__MATERIAL PROVIDED__.
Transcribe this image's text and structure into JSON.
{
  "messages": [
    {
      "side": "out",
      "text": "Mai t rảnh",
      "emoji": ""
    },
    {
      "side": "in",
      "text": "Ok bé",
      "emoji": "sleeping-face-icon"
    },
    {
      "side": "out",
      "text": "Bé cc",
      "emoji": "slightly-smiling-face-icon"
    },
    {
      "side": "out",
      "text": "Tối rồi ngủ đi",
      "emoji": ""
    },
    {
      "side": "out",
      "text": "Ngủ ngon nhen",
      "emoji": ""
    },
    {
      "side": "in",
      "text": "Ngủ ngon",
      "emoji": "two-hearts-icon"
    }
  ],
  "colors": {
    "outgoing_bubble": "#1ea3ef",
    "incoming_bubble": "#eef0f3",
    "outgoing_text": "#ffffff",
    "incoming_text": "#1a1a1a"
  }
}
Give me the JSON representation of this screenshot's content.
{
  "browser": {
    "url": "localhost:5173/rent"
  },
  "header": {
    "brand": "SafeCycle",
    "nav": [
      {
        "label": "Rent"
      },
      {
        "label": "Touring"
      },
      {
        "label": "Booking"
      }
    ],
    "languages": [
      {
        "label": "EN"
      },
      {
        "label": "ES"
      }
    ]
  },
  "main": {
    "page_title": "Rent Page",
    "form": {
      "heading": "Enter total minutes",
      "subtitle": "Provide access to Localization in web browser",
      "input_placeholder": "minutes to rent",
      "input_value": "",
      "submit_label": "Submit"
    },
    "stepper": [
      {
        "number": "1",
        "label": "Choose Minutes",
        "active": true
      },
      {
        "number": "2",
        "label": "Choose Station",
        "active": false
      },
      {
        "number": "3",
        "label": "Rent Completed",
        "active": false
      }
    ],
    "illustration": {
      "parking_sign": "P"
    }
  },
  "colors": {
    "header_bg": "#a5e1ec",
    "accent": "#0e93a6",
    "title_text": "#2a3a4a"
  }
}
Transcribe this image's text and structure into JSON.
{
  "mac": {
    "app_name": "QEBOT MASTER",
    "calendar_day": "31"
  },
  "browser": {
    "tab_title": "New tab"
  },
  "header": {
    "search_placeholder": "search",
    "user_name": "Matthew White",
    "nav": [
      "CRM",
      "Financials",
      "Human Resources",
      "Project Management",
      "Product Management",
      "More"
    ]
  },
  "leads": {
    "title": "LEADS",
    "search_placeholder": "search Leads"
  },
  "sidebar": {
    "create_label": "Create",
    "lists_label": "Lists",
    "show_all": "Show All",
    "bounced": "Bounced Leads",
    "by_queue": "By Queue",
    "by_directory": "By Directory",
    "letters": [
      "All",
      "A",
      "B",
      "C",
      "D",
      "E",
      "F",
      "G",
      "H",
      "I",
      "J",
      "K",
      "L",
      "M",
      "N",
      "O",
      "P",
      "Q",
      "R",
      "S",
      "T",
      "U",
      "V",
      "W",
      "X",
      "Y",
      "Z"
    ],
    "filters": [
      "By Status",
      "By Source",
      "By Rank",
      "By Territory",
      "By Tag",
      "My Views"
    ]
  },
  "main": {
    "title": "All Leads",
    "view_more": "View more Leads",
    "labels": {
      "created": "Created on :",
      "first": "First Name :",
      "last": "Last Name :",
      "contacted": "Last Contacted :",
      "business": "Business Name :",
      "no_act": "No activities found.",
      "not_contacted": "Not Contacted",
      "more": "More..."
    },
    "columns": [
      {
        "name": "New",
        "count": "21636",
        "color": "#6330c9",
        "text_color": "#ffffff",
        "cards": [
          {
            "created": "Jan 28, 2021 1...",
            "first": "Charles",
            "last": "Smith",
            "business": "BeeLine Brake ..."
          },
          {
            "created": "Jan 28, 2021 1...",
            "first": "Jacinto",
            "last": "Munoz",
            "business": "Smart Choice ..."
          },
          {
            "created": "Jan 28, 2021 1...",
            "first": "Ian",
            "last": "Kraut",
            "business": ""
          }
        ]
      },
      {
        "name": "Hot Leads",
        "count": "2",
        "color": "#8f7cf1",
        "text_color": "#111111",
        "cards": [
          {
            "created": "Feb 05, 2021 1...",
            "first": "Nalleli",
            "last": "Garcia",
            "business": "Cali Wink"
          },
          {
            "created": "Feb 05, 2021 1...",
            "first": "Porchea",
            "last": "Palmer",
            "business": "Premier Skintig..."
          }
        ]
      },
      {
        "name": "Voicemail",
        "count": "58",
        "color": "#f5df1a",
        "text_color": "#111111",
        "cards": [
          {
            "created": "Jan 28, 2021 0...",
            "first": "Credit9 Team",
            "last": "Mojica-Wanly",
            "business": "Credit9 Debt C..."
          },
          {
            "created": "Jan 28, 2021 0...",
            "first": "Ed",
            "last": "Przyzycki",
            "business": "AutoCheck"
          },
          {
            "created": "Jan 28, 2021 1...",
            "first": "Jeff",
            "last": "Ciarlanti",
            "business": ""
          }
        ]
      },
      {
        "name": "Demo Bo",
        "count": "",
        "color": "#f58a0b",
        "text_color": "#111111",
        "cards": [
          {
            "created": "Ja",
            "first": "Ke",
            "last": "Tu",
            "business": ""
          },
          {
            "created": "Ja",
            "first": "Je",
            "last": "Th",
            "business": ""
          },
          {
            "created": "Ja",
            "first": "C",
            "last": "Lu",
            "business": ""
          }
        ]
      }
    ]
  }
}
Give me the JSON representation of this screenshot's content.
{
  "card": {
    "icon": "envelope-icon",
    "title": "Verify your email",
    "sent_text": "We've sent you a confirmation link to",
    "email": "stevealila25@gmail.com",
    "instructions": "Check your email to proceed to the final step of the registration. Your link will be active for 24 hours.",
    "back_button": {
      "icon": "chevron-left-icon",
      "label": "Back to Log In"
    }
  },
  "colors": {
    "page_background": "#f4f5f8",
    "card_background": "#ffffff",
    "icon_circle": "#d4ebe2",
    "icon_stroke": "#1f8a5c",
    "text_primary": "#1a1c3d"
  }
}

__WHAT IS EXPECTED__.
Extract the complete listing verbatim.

__ANSWER FOR THE TASK__.
Transcribe this image's text and structure into JSON.
{
  "messages": [
    {
      "side": "out",
      "text": "Mai t rảnh",
      "emoji": ""
    },
    {
      "side": "in",
      "text": "Ok bé",
      "emoji": "sleeping-face-icon"
    },
    {
      "side": "out",
      "text": "Bé cc",
      "emoji": "slightly-smiling-face-icon"
    },
    {
      "side": "out",
      "text": "Tối rồi ngủ đi",
      "emoji": ""
    },
    {
      "side": "out",
      "text": "Ngủ ngon nhen",
      "emoji": ""
    },
    {
      "side": "in",
      "text": "Ngủ ngon",
      "emoji": "two-hearts-icon"
    }
  ],
  "colors": {
    "outgoing_bubble": "#1ea3ef",
    "incoming_bubble": "#eef0f3",
    "outgoing_text": "#ffffff",
    "incoming_text": "#1a1a1a"
  }
}
Give me the JSON representation of this screenshot's content.
{
  "browser": {
    "url": "localhost:5173/rent"
  },
  "header": {
    "brand": "SafeCycle",
    "nav": [
      {
        "label": "Rent"
      },
      {
        "label": "Touring"
      },
      {
        "label": "Booking"
      }
    ],
    "languages": [
      {
        "label": "EN"
      },
      {
        "label": "ES"
      }
    ]
  },
  "main": {
    "page_title": "Rent Page",
    "form": {
      "heading": "Enter total minutes",
      "subtitle": "Provide access to Localization in web browser",
      "input_placeholder": "minutes to rent",
      "input_value": "",
      "submit_label": "Submit"
    },
    "stepper": [
      {
        "number": "1",
        "label": "Choose Minutes",
        "active": true
      },
      {
        "number": "2",
        "label": "Choose Station",
        "active": false
      },
      {
        "number": "3",
        "label": "Rent Completed",
        "active": false
      }
    ],
    "illustration": {
      "parking_sign": "P"
    }
  },
  "colors": {
    "header_bg": "#a5e1ec",
    "accent": "#0e93a6",
    "title_text": "#2a3a4a"
  }
}
Transcribe this image's text and structure into JSON.
{
  "mac": {
    "app_name": "QEBOT MASTER",
    "calendar_day": "31"
  },
  "browser": {
    "tab_title": "New tab"
  },
  "header": {
    "search_placeholder": "search",
    "user_name": "Matthew White",
    "nav": [
      "CRM",
      "Financials",
      "Human Resources",
      "Project Management",
      "Product Management",
      "More"
    ]
  },
  "leads": {
    "title": "LEADS",
    "search_placeholder": "search Leads"
  },
  "sidebar": {
    "create_label": "Create",
    "lists_label": "Lists",
    "show_all": "Show All",
    "bounced": "Bounced Leads",
    "by_queue": "By Queue",
    "by_directory": "By Directory",
    "letters": [
      "All",
      "A",
      "B",
      "C",
      "D",
      "E",
      "F",
      "G",
      "H",
      "I",
      "J",
      "K",
      "L",
      "M",
      "N",
      "O",
      "P",
      "Q",
      "R",
      "S",
      "T",
      "U",
      "V",
      "W",
      "X",
      "Y",
      "Z"
    ],
    "filters": [
      "By Status",
      "By Source",
      "By Rank",
      "By Territory",
      "By Tag",
      "My Views"
    ]
  },
  "main": {
    "title": "All Leads",
    "view_more": "View more Leads",
    "labels": {
      "created": "Created on :",
      "first": "First Name :",
      "last": "Last Name :",
      "contacted": "Last Contacted :",
      "business": "Business Name :",
      "no_act": "No activities found.",
      "not_contacted": "Not Contacted",
      "more": "More..."
    },
    "columns": [
      {
        "name": "New",
        "count": "21636",
        "color": "#6330c9",
        "text_color": "#ffffff",
        "cards": [
          {
            "created": "Jan 28, 2021 1...",
            "first": "Charles",
            "last": "Smith",
            "business": "BeeLine Brake ..."
          },
          {
            "created": "Jan 28, 2021 1...",
            "first": "Jacinto",
            "last": "Munoz",
            "business": "Smart Choice ..."
          },
          {
            "created": "Jan 28, 2021 1...",
            "first": "Ian",
            "last": "Kraut",
            "business": ""
          }
        ]
      },
      {
        "name": "Hot Leads",
        "count": "2",
        "color": "#8f7cf1",
        "text_color": "#111111",
        "cards": [
          {
            "created": "Feb 05, 2021 1...",
            "first": "Nalleli",
            "last": "Garcia",
            "business": "Cali Wink"
          },
          {
            "created": "Feb 05, 2021 1...",
            "first": "Porchea",
            "last": "Palmer",
            "business": "Premier Skintig..."
          }
        ]
      },
      {
        "name": "Voicemail",
        "count": "58",
        "color": "#f5df1a",
        "text_color": "#111111",
        "cards": [
          {
            "created": "Jan 28, 2021 0...",
            "first": "Credit9 Team",
            "last": "Mojica-Wanly",
            "business": "Credit9 Debt C..."
          },
          {
            "created": "Jan 28, 2021 0...",
            "first": "Ed",
            "last": "Przyzycki",
            "business": "AutoCheck"
          },
          {
            "created": "Jan 28, 2021 1...",
            "first": "Jeff",
            "last": "Ciarlanti",
            "business": ""
          }
        ]
      },
      {
        "name": "Demo Bo",
        "count": "",
        "color": "#f58a0b",
        "text_color": "#111111",
        "cards": [
          {
            "created": "Ja",
            "first": "Ke",
            "last": "Tu",
            "business": ""
          },
          {
            "created": "Ja",
            "first": "Je",
            "last": "Th",
            "business": ""
          },
          {
            "created": "Ja",
            "first": "C",
            "last": "Lu",
            "business": ""
          }
        ]
      }
    ]
  }
}
Give me the JSON representation of this screenshot's content.
{
  "card": {
    "icon": "envelope-icon",
    "title": "Verify your email",
    "sent_text": "We've sent you a confirmation link to",
    "email": "stevealila25@gmail.com",
    "instructions": "Check your email to proceed to the final step of the registration. Your link will be active for 24 hours.",
    "back_button": {
      "icon": "chevron-left-icon",
      "label": "Back to Log In"
    }
  },
  "colors": {
    "page_background": "#f4f5f8",
    "card_background": "#ffffff",
    "icon_circle": "#d4ebe2",
    "icon_stroke": "#1f8a5c",
    "text_primary": "#1a1c3d"
  }
}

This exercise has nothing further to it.